11:15 AM–1:25 PM, Wednesday, March 20, 2013
Room: 340

Sponsoring Units: FIP FHP
Chair: Gloria Lubkin, Physics Today Editor

Abstract ID: BAPS.2013.MAR.N32.4

Abstract: N32.00004 : Discovery and development of x-ray diffraction

12:33 PM–12:59 PM

Preview Abstract   MathJax On | Off     Abstract  


  Yeuncheol Jeong
    (University of South Carolina)

  Ming Yin
    (Benedict College, Columbia, SC)

  Timir Datta
    (University of South Carolina)

In 1912 Max Laue at University of Munich reasoned x-rays to be short wavelength electromagnetic waves and figured interference would occur when scattered off crystals.
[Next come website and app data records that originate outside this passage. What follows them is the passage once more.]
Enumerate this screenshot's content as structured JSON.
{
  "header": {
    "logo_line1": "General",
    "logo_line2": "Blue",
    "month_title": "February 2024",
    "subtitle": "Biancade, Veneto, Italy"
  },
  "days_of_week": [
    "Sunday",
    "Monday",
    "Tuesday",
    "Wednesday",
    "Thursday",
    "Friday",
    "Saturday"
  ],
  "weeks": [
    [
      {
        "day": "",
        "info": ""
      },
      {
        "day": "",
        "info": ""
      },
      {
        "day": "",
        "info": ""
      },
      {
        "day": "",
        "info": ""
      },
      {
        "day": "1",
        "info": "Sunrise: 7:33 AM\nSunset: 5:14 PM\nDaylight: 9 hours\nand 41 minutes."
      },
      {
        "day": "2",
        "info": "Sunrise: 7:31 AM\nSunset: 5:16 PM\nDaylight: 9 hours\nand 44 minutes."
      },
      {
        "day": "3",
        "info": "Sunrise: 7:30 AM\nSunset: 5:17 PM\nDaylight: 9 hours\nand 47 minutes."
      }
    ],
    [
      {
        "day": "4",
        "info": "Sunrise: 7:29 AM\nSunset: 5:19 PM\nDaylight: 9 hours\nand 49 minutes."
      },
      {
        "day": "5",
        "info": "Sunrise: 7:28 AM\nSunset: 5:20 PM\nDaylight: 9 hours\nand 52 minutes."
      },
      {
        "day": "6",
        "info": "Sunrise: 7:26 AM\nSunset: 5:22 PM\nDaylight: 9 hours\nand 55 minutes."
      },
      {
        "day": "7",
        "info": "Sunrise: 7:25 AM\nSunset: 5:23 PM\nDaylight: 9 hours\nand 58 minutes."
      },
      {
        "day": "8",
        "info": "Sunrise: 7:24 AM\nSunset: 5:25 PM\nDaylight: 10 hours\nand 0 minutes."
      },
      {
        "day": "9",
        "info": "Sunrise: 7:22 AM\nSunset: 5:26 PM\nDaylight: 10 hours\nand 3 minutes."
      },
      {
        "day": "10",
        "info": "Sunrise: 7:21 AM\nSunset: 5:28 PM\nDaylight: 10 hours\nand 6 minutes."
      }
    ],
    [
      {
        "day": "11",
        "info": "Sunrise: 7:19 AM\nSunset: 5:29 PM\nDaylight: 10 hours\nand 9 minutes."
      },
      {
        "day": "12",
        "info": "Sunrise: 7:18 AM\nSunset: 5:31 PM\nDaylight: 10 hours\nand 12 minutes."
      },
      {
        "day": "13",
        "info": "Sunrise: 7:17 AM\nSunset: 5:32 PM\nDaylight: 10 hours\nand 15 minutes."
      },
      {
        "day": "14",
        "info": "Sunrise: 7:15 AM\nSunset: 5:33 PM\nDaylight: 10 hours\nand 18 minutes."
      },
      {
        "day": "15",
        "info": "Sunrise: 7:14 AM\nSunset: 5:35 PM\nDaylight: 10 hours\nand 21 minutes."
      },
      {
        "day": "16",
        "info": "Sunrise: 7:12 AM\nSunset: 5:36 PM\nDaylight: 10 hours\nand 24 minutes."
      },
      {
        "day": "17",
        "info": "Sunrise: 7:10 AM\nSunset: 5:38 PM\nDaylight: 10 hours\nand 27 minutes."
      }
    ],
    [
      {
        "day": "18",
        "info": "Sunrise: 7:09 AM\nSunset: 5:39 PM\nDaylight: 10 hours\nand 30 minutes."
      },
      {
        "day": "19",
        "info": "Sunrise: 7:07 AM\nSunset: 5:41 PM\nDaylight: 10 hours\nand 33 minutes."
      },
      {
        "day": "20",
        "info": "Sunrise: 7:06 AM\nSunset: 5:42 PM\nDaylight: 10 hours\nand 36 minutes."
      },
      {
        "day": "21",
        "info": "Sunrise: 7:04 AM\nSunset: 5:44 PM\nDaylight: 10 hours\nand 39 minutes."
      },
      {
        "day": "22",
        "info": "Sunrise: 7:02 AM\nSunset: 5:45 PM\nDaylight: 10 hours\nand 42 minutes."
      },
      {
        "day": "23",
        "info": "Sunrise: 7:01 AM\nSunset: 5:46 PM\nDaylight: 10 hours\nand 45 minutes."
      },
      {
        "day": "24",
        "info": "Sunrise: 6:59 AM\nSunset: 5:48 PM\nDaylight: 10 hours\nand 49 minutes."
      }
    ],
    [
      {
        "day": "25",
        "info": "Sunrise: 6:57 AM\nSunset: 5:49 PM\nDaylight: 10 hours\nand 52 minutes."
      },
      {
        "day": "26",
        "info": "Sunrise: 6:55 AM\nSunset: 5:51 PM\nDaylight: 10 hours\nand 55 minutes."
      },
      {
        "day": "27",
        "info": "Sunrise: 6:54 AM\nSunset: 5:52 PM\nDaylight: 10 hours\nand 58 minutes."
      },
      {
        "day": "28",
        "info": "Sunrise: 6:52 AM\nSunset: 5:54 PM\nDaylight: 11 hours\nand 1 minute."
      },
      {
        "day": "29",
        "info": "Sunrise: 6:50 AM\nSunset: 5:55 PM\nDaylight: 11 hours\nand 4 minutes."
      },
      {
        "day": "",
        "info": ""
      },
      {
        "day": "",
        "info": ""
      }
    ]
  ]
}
Arnold Sommerfeld, W. Wien, Ewald and others, raised objections to Laue's idea, but soon Walter Friedrich succeeded in recording x-ray interference patterns off copper sulfate crystals. But the Laue-Ewald's 3-dimensional formula predicted excess spots. Fewer spots were observed. William Lawrence Bragg then 22 year old studying at Cambridge University heard the Munich results from father William Henry Brag, physics professor at Univ of Leeds. Lawrence figured the spots are 2-d interference of x-ray wavelets reflecting off successive atomic planes and derived a simple eponymous equation, the Bragg equation d*sin(theta)$=$ n*lamda. 1913 onward the Braggs dominated the crystallography. Max Laue was awarded the physics Nobel in 1914 and the Braggs shared the same in 1915. Starting with Rontgen's first ever prize in 1901, the importance of x-ray techniques is evident from the four out of a total 16 physics Nobels between 1901-1917. We will outline the historical back ground and importance of x-ray diffraction giving rise to techniques that even in 2013, remain work horses in laboratories all over the globe.

To cite this abstract, use the following reference: